When fourth-graders Max Morgan and Jordan Eshraghi first heard about their class joining in on a tree-planting project, the two friends were excited. They prepared themselves by seeking out more information.
“We watched a YouTube video about a guy who planted over 2 million trees to help the environment,” said Max.
“It was really inspiring,” added Jordan.
Max, Jordan and their schoolmates from 15 classes at Appleview Elementary School are helping to turn a nearby area of wooded land into an outdoor learning space. Each class has signed up for an hour of work at the site, a 2.5-acre parcel between Sparta Middle School and Appleview Elementary.
“Way back when the Native Americans lived here, there were birch, oak and white pine trees, but when farmers moved in and needed land to grow crops, many plants native to the area were taken out,” said retired Sparta elementary teacher Sue Blackall, explaining the reason for the planting project.
After the school purchased the property, woodlands started to regrow, but many native plants were still missing. This has caused difficulty for area wildlife, she said.
Now, students have been tasked with helping restore the land to its more natural habitat. The project for Appleview’s third- through fifth-graders is twofold: to plant small, native trees and shrubs, and then place wood chips around all the recently planted trees to help protect them as they mature.
“Not only is this a great opportunity for outside learning, during a time when we want to maximize those opportunities, it is providing an area for future years of learning as well.”— Appleview Elementary Principal Mike Birely
After a quick lesson in planting procedures, students went to work, digging holes, clearing out small rocks, adding rich soil to the clay and carefully planting the native trees. Each tree was then packed with soil, watered and surrounded with wood chips for protection. After each pair of students planted a tree, they helped distribute wood chips to other areas.
As they worked, the students chatted about environmental needs, doing their part and what they most enjoyed about the project.
“I really like smoothing the soil and wood chips around the trees, making them look really nice,” said student Aurelia Howell.
“I’m taking this seriously; it’s important,” another student told his planting partner.

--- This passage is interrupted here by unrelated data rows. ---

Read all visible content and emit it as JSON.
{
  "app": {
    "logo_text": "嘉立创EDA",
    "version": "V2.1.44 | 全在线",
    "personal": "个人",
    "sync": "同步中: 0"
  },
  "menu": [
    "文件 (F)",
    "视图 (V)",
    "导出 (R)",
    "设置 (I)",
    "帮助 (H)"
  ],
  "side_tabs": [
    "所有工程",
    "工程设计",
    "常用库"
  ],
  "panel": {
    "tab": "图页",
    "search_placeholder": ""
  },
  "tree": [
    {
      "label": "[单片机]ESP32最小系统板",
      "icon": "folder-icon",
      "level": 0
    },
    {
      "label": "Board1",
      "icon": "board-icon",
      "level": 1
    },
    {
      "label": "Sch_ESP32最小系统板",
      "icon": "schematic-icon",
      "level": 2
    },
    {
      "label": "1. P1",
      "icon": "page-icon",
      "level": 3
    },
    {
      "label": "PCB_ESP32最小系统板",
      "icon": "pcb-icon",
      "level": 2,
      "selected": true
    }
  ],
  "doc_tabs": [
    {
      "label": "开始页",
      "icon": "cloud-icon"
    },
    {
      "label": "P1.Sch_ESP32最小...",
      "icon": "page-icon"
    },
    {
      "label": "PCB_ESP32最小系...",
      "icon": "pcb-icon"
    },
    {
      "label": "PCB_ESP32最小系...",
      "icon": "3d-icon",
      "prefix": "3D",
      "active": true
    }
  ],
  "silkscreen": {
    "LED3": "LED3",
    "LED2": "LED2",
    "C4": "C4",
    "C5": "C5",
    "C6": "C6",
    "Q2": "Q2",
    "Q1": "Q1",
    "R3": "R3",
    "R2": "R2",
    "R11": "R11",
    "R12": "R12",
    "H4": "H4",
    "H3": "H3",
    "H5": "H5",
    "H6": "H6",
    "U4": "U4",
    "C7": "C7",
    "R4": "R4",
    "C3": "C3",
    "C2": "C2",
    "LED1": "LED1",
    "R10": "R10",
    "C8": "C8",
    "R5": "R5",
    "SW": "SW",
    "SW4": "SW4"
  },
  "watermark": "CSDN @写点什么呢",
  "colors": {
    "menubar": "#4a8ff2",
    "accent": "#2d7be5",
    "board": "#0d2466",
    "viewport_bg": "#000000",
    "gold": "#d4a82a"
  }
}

And, after being told she would ruin her painted nails, one student said, “It’s OK. I don’t mind as long as we get this done.”
This student planting project is one of several Blackall has led at the site. Her primary goal is to restore the land with native plants and provide walking trails for educational exploration. She has enlisted the help of community volunteers, including local Boy Scout Troop 704, to plant large native white pines, birches and oaks to supplement the smaller ones planted by students.
According to Blackall, the planting projects have been accomplished at no cost to Sparta Area Schools. Grants from the Sparta Education Foundation and DTE Energy/MDNR Forestry provided the large trees and grants from Groundswell and Grand Valley State University provided 120 native shrubs.
Blackall is also in the process of writing more grant applications to obtain seedlings for a spring planting.
Appleview Principal Mike Birely is excited to see his students take ownership in both the land and the project.
“Not only is this a great opportunity for outside learning, during a time when we want to maximize those opportunities, it is providing an area for future years of learning as well,” he said.